Assignment:
Restate all the lines below word for word, but omit the pictures.

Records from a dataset

● ● ● ●

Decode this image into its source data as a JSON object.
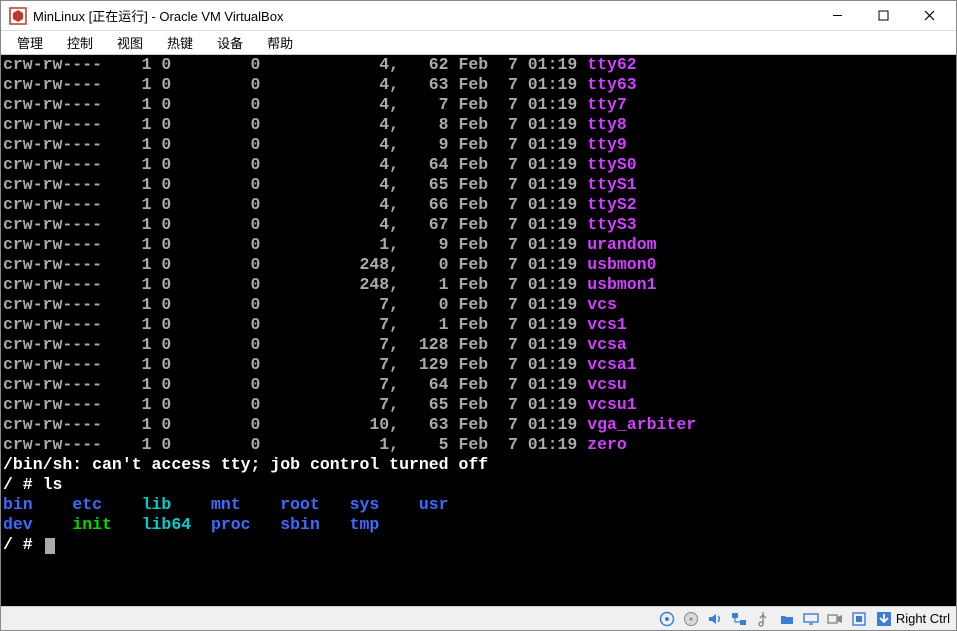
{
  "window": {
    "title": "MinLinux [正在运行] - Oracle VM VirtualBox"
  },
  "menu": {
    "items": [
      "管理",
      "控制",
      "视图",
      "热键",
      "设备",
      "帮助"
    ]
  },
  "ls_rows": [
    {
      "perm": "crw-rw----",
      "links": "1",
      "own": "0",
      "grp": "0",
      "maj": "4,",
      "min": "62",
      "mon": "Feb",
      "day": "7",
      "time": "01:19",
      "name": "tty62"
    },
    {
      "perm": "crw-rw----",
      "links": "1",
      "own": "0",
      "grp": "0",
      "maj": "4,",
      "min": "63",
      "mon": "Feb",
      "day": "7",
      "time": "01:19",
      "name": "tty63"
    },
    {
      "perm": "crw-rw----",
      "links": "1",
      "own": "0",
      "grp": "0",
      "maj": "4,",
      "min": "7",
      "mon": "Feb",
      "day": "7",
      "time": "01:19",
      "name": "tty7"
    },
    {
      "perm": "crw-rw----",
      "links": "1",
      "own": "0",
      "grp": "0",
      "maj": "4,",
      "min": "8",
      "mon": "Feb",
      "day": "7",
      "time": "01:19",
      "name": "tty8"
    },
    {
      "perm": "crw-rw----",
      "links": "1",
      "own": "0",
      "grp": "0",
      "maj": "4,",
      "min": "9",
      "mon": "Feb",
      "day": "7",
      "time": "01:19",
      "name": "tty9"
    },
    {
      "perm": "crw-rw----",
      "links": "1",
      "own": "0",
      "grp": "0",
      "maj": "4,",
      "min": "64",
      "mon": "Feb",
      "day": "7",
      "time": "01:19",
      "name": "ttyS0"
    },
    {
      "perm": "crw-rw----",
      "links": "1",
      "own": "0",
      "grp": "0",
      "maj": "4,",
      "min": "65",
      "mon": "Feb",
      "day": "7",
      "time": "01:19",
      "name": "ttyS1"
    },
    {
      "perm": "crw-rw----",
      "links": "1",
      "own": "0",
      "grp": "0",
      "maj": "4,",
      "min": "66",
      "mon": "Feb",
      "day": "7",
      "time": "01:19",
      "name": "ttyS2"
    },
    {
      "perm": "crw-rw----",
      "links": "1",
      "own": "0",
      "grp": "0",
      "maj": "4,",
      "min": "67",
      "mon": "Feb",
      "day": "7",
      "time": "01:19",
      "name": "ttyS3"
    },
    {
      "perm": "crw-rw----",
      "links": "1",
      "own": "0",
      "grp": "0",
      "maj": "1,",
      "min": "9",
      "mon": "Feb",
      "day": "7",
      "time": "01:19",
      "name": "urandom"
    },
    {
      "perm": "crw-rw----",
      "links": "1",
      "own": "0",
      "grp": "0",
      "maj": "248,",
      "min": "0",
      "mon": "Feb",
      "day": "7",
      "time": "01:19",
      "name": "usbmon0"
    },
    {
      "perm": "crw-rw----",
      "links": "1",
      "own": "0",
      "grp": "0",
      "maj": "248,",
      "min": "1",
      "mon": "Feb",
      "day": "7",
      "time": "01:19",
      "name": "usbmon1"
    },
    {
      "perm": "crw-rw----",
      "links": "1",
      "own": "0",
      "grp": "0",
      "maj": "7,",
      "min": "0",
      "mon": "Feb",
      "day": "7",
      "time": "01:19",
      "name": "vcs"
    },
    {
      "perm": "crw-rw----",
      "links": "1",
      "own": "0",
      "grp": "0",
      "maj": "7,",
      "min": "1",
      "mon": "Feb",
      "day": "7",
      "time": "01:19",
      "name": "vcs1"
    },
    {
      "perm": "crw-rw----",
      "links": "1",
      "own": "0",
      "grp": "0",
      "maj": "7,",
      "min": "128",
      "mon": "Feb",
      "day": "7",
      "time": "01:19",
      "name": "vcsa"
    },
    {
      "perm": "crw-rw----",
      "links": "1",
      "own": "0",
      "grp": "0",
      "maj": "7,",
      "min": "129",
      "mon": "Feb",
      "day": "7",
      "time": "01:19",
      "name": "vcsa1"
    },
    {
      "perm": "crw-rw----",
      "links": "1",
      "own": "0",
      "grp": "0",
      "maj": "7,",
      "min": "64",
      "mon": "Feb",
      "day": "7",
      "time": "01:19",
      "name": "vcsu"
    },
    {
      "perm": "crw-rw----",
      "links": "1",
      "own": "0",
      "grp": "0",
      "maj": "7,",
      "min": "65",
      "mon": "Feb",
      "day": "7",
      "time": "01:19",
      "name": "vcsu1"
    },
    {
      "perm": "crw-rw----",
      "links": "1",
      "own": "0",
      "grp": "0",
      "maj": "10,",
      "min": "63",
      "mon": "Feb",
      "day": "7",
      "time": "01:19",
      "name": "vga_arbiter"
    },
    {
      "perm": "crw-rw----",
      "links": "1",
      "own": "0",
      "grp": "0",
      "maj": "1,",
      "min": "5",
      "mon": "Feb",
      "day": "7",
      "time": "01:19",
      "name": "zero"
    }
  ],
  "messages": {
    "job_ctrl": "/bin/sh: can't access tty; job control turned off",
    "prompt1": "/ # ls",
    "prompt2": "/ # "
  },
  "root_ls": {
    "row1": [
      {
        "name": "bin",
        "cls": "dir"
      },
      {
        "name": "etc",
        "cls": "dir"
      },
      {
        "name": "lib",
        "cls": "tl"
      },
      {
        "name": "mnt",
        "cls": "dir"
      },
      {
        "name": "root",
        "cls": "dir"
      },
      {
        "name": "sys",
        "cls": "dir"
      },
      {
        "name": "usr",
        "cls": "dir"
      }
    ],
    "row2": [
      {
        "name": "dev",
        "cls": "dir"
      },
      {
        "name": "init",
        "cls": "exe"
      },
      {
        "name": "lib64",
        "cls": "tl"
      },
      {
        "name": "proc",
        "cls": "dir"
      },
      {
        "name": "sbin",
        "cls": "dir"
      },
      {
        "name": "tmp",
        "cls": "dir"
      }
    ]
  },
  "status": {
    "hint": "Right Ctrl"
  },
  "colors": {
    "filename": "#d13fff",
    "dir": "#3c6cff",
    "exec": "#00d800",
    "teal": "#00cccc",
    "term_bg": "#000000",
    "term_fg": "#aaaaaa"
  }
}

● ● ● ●

Exercise answer:
Decode this image into its source data as a JSON object.
{
  "window": {
    "title": "MinLinux [正在运行] - Oracle VM VirtualBox"
  },
  "menu": {
    "items": [
      "管理",
      "控制",
      "视图",
      "热键",
      "设备",
      "帮助"
    ]
  },
  "ls_rows": [
    {
      "perm": "crw-rw----",
      "links": "1",
      "own": "0",
      "grp": "0",
      "maj": "4,",
      "min": "62",
      "mon": "Feb",
      "day": "7",
      "time": "01:19",
      "name": "tty62"
    },
    {
      "perm": "crw-rw----",
      "links": "1",
      "own": "0",
      "grp": "0",
      "maj": "4,",
      "min": "63",
      "mon": "Feb",
      "day": "7",
      "time": "01:19",
      "name": "tty63"
    },
    {
      "perm": "crw-rw----",
      "links": "1",
      "own": "0",
      "grp": "0",
      "maj": "4,",
      "min": "7",
      "mon": "Feb",
      "day": "7",
      "time": "01:19",
      "name": "tty7"
    },
    {
      "perm": "crw-rw----",
      "links": "1",
      "own": "0",
      "grp": "0",
      "maj": "4,",
      "min": "8",
      "mon": "Feb",
      "day": "7",
      "time": "01:19",
      "name": "tty8"
    },
    {
      "perm": "crw-rw----",
      "links": "1",
      "own": "0",
      "grp": "0",
      "maj": "4,",
      "min": "9",
      "mon": "Feb",
      "day": "7",
      "time": "01:19",
      "name": "tty9"
    },
    {
      "perm": "crw-rw----",
      "links": "1",
      "own": "0",
      "grp": "0",
      "maj": "4,",
      "min": "64",
      "mon": "Feb",
      "day": "7",
      "time": "01:19",
      "name": "ttyS0"
    },
    {
      "perm": "crw-rw----",
      "links": "1",
      "own": "0",
      "grp": "0",
      "maj": "4,",
      "min": "65",
      "mon": "Feb",
      "day": "7",
      "time": "01:19",
      "name": "ttyS1"
    },
    {
      "perm": "crw-rw----",
      "links": "1",
      "own": "0",
      "grp": "0",
      "maj": "4,",
      "min": "66",
      "mon": "Feb",
      "day": "7",
      "time": "01:19",
      "name": "ttyS2"
    },
    {
      "perm": "crw-rw----",
      "links": "1",
      "own": "0",
      "grp": "0",
      "maj": "4,",
      "min": "67",
      "mon": "Feb",
      "day": "7",
      "time": "01:19",
      "name": "ttyS3"
    },
    {
      "perm": "crw-rw----",
      "links": "1",
      "own": "0",
      "grp": "0",
      "maj": "1,",
      "min": "9",
      "mon": "Feb",
      "day": "7",
      "time": "01:19",
      "name": "urandom"
    },
    {
      "perm": "crw-rw----",
      "links": "1",
      "own": "0",
      "grp": "0",
      "maj": "248,",
      "min": "0",
      "mon": "Feb",
      "day": "7",
      "time": "01:19",
      "name": "usbmon0"
    },
    {
      "perm": "crw-rw----",
      "links": "1",
      "own": "0",
      "grp": "0",
      "maj": "248,",
      "min": "1",
      "mon": "Feb",
      "day": "7",
      "time": "01:19",
      "name": "usbmon1"
    },
    {
      "perm": "crw-rw----",
      "links": "1",
      "own": "0",
      "grp": "0",
      "maj": "7,",
      "min": "0",
      "mon": "Feb",
      "day": "7",
      "time": "01:19",
      "name": "vcs"
    },
    {
      "perm": "crw-rw----",
      "links": "1",
      "own": "0",
      "grp": "0",
      "maj": "7,",
      "min": "1",
      "mon": "Feb",
      "day": "7",
      "time": "01:19",
      "name": "vcs1"
    },
    {
      "perm": "crw-rw----",
      "links": "1",
      "own": "0",
      "grp": "0",
      "maj": "7,",
      "min": "128",
      "mon": "Feb",
      "day": "7",
      "time": "01:19",
      "name": "vcsa"
    },
    {
      "perm": "crw-rw----",
      "links": "1",
      "own": "0",
      "grp": "0",
      "maj": "7,",
      "min": "129",
      "mon": "Feb",
      "day": "7",
      "time": "01:19",
      "name": "vcsa1"
    },
    {
      "perm": "crw-rw----",
      "links": "1",
      "own": "0",
      "grp": "0",
      "maj": "7,",
      "min": "64",
      "mon": "Feb",
      "day": "7",
      "time": "01:19",
      "name": "vcsu"
    },
    {
      "perm": "crw-rw----",
      "links": "1",
      "own": "0",
      "grp": "0",
      "maj": "7,",
      "min": "65",
      "mon": "Feb",
      "day": "7",
      "time": "01:19",
      "name": "vcsu1"
    },
    {
      "perm": "crw-rw----",
      "links": "1",
      "own": "0",
      "grp": "0",
      "maj": "10,",
      "min": "63",
      "mon": "Feb",
      "day": "7",
      "time": "01:19",
      "name": "vga_arbiter"
    },
    {
      "perm": "crw-rw----",
      "links": "1",
      "own": "0",
      "grp": "0",
      "maj": "1,",
      "min": "5",
      "mon": "Feb",
      "day": "7",
      "time": "01:19",
      "name": "zero"
    }
  ],
  "messages": {
    "job_ctrl": "/bin/sh: can't access tty; job control turned off",
    "prompt1": "/ # ls",
    "prompt2": "/ # "
  },
  "root_ls": {
    "row1": [
      {
        "name": "bin",
        "cls": "dir"
      },
      {
        "name": "etc",
        "cls": "dir"
      },
      {
        "name": "lib",
        "cls": "tl"
      },
      {
        "name": "mnt",
        "cls": "dir"
      },
      {
        "name": "root",
        "cls": "dir"
      },
      {
        "name": "sys",
        "cls": "dir"
      },
      {
        "name": "usr",
        "cls": "dir"
      }
    ],
    "row2": [
      {
        "name": "dev",
        "cls": "dir"
      },
      {
        "name": "init",
        "cls": "exe"
      },
      {
        "name": "lib64",
        "cls": "tl"
      },
      {
        "name": "proc",
        "cls": "dir"
      },
      {
        "name": "sbin",
        "cls": "dir"
      },
      {
        "name": "tmp",
        "cls": "dir"
      }
    ]
  },
  "status": {
    "hint": "Right Ctrl"
  },
  "colors": {
    "filename": "#d13fff",
    "dir": "#3c6cff",
    "exec": "#00d800",
    "teal": "#00cccc",
    "term_bg": "#000000",
    "term_fg": "#aaaaaa"
  }
}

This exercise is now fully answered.